For some young players of today’s generation, Barrasso’s direct approach might ruffle some feathers. Not with Ward, who is glued to every word of wisdom his mentor has teed up for him like a wicked slap shot from Alexander Ovechkin.
“That’s why I like him,” Ward said. “He’s a straight shooter. What you see is what you get. That’s all you can ask out of your coaches, is to be honest with you and tell you how it is.”
Maurice laughs when asked about Ward’s development, making no bones about his bond with goalies, giving all the credit to Barrasso.
“I say hi to Cam in the morning when we meet at the coffee machine and say “great job last night” and that’s the extent of it,” Maurice said. “The extent of my relationship with goaltenders is ‘stop the puck.”’
If you’ve attended a practice this season, Ward and Barrasso often stay on the ice after most players head to the locker room, working on a drill or two to keep improving Ward’s development. And like some of his comments, most of Barrasso’s drills for his pupil are quick and productive.
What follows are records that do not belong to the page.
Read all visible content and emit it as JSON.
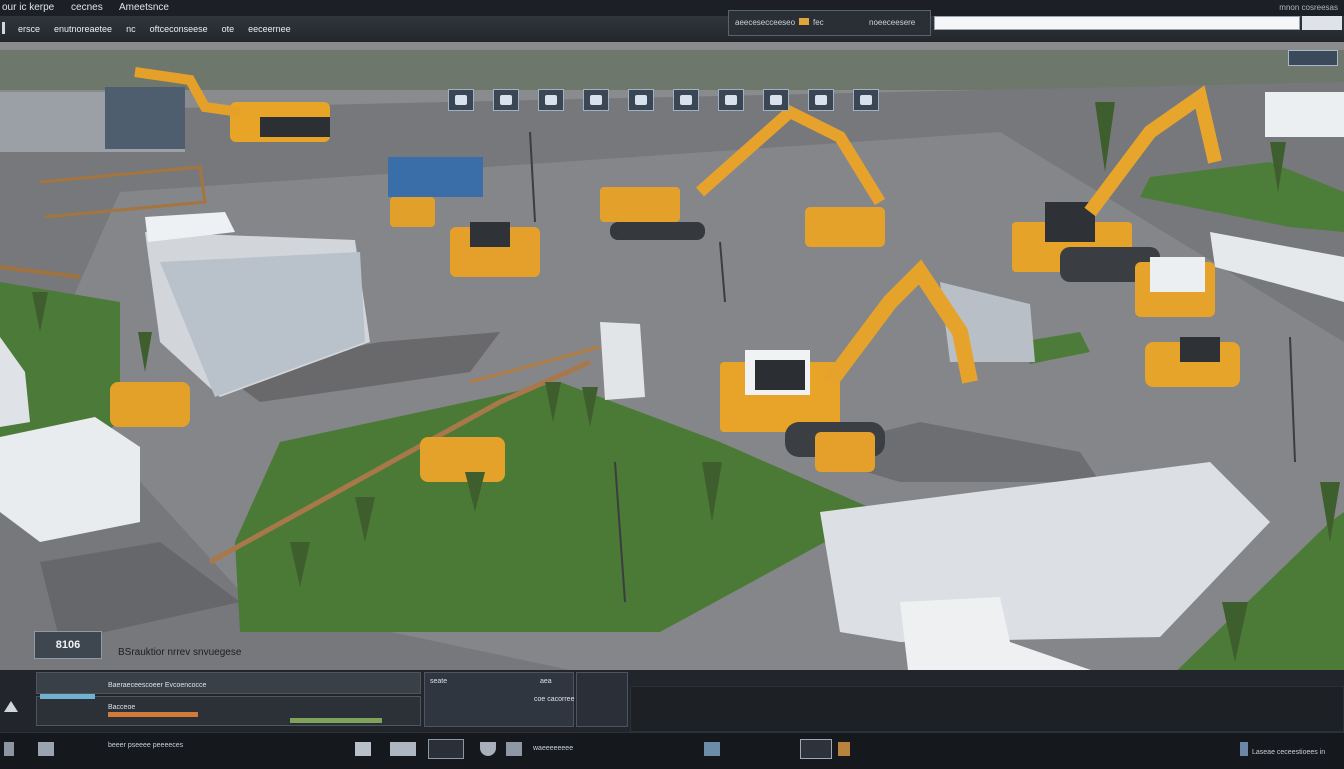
{
  "window": {
    "title_parts": [
      "our ic kerpe",
      "cecnes",
      "Ameetsnce"
    ],
    "right_label": "mnon cosreesas"
  },
  "menu": {
    "items": [
      "ersce",
      "enutnoreaetee",
      "nc",
      "oftceconseese",
      "ote",
      "eeceernee"
    ],
    "search_label": "aeecesecceeseo",
    "search_badge": "fec",
    "search_right": "noeeceesere"
  },
  "overlay": {
    "badge": "8106",
    "status": "BSrauktior nrrev snvuegese"
  },
  "bottom_panel": {
    "row1_label": "Baeraeceescoeer Evcoencocce",
    "row2_label": "Bacceoe",
    "middle_label": "seate",
    "right_label_a": "aea",
    "right_label_b": "coe cacorree"
  },
  "taskbar": {
    "left_label": "beeer pseeee peeeeces",
    "mid_label": "waeeeeeeee",
    "right_label": "Laseae ceceestioees in"
  },
  "colors": {
    "accent_yellow": "#e8a427",
    "grass": "#4c7a38",
    "ground": "#76777a",
    "panel": "#22262c"
  },
  "icons": {
    "toolbar": [
      "select-icon",
      "move-icon",
      "rotate-icon",
      "scale-icon",
      "camera-icon",
      "render-icon",
      "layers-icon",
      "light-icon",
      "material-icon",
      "grid-icon"
    ],
    "taskbar": [
      "home-icon",
      "vehicle-icon",
      "monitor-icon",
      "shield-icon",
      "settings-icon",
      "info-icon"
    ]
  }
}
In golf terms, Ward doesn’t stay on the range beating hundreds of balls.
“The beauty of doing the drills is they are not over-kill,” Ward said. “You’re not standing in there taking repetitive shots. He tries to make a point. You do a couple of drills and that’s it. That’s how you stay fresh.”
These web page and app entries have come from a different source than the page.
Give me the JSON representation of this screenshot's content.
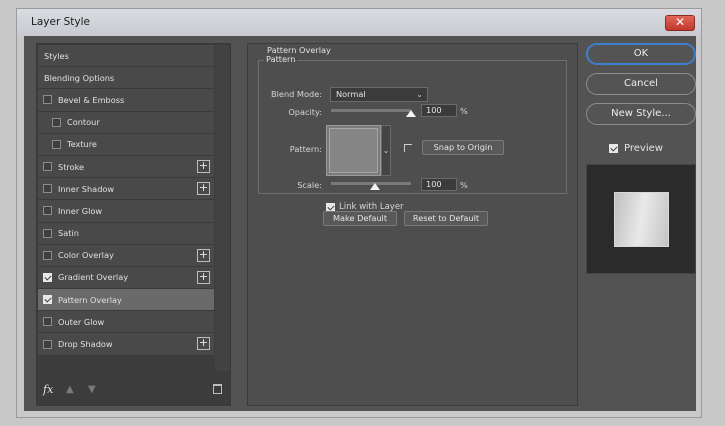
{
  "window": {
    "title": "Layer Style",
    "close_glyph": "✕"
  },
  "styles_list": [
    {
      "label": "Styles",
      "type": "header",
      "selected": false
    },
    {
      "label": "Blending Options",
      "type": "header",
      "selected": false
    },
    {
      "label": "Bevel & Emboss",
      "type": "check",
      "checked": false,
      "plus": false,
      "indent": false
    },
    {
      "label": "Contour",
      "type": "check",
      "checked": false,
      "plus": false,
      "indent": true
    },
    {
      "label": "Texture",
      "type": "check",
      "checked": false,
      "plus": false,
      "indent": true
    },
    {
      "label": "Stroke",
      "type": "check",
      "checked": false,
      "plus": true,
      "indent": false
    },
    {
      "label": "Inner Shadow",
      "type": "check",
      "checked": false,
      "plus": true,
      "indent": false
    },
    {
      "label": "Inner Glow",
      "type": "check",
      "checked": false,
      "plus": false,
      "indent": false
    },
    {
      "label": "Satin",
      "type": "check",
      "checked": false,
      "plus": false,
      "indent": false
    },
    {
      "label": "Color Overlay",
      "type": "check",
      "checked": false,
      "plus": true,
      "indent": false
    },
    {
      "label": "Gradient Overlay",
      "type": "check",
      "checked": true,
      "plus": true,
      "indent": false
    },
    {
      "label": "Pattern Overlay",
      "type": "check",
      "checked": true,
      "plus": false,
      "indent": false,
      "selected": true
    },
    {
      "label": "Outer Glow",
      "type": "check",
      "checked": false,
      "plus": false,
      "indent": false
    },
    {
      "label": "Drop Shadow",
      "type": "check",
      "checked": false,
      "plus": true,
      "indent": false
    }
  ],
  "footer": {
    "fx": "fx",
    "up": "▲",
    "down": "▼"
  },
  "pattern_overlay": {
    "section_title": "Pattern Overlay",
    "group_title": "Pattern",
    "blend_mode_label": "Blend Mode:",
    "blend_mode_value": "Normal",
    "opacity_label": "Opacity:",
    "opacity_value": "100",
    "opacity_percent": 100,
    "pattern_label": "Pattern:",
    "snap_button": "Snap to Origin",
    "scale_label": "Scale:",
    "scale_value": "100",
    "scale_percent": 100,
    "percent_sign": "%",
    "link_label": "Link with Layer",
    "link_checked": true,
    "make_default": "Make Default",
    "reset_default": "Reset to Default"
  },
  "actions": {
    "ok": "OK",
    "cancel": "Cancel",
    "new_style": "New Style..."
  },
  "preview": {
    "label": "Preview",
    "checked": true
  },
  "colors": {
    "accent": "#3f7fd2",
    "panel": "#535353",
    "selected_row": "#6a6a6a"
  },
  "icons": {
    "plus": "+",
    "chevron": "⌄"
  }
}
Barrasso, who at 43 looks like he could still stop his share of pucks, spends his time during games in the press box, charting Ward’s play, then breaking it down into a short video in which the two review together.
“When I watch the games upstairs I make notes virtually every time Cam touches the puck or is involved in the play,” Barrasso said. “I will condense that down in my computer to maybe a six-minute video that we sit down and go through the game he played the night before. It gives him a little bit of closure and it gives him a little bit of positive reinforcement of how he looks when he’s playing well, how he looks when he’s doing things right. To me, that’s a real positive way to teach. He’s obviously a fantastic goalie, but he’s also a very good student.
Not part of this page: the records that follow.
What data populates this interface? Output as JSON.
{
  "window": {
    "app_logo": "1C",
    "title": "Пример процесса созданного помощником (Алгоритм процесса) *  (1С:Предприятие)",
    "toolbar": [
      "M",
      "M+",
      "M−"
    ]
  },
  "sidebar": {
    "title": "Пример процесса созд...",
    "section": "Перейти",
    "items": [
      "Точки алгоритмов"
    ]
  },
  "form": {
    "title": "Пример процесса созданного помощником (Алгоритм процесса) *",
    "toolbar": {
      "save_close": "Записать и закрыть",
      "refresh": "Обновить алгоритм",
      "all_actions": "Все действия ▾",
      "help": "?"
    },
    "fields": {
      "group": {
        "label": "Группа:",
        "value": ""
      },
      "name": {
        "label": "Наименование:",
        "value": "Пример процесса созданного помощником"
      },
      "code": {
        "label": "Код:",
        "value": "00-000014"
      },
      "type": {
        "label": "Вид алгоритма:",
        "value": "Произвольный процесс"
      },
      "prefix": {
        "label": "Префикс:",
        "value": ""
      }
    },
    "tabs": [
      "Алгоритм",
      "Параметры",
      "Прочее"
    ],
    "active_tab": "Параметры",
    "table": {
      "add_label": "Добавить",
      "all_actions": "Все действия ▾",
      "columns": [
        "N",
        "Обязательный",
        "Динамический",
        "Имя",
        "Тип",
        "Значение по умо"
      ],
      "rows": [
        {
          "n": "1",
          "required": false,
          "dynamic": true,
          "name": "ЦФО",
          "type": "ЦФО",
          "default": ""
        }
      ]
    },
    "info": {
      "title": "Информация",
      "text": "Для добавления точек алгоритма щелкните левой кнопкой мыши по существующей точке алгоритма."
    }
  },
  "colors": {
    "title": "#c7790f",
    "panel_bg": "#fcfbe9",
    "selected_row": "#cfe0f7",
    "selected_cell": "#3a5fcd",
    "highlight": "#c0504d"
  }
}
“When we go through the video together we see things very similarly so when I have something that is critical of his game I don’t think it’s a shock to him, I think he knows it’s coming,” added Barrasso. “That kind of honesty leads to a trusting relationship. We’re not contemporaries, I’m significantly older, but the best thing I can say about our relationship other than Cam’s a professional is he wants to learn, he wants to be better. You can’t instill that in anybody. If they don’t have that in you it’s going to be very difficult to achieve success.”
While Ward has improved technically under Barrasso’s instruction, particularly with his stick-handling, which was one of Barrasso’s strong suits as a star goalie, Ward has made his greatest strides in his mental development as a No. 1 goalie.
“It’s hard work to be focused and to be sharp all the time,” Barrasso said. “With this stretch he’s been on recently you’ve seen a level of consistency night in and night out that was not as readily noticeable a year ago, and yet he still had a great run at the end of last year. This year, he’s learned so much about himself, so he’s probably finding it easier to play at this level than he did a year ago.
“My biggest point I make to him and one of the lines I use is: ‘Be prepared to be great.’ And when I see that it makes me happy because I know his mind is engaged in the game, his body is engaged in the game and he’s putting himself in position to be a great goaltender because that’s what he really is.”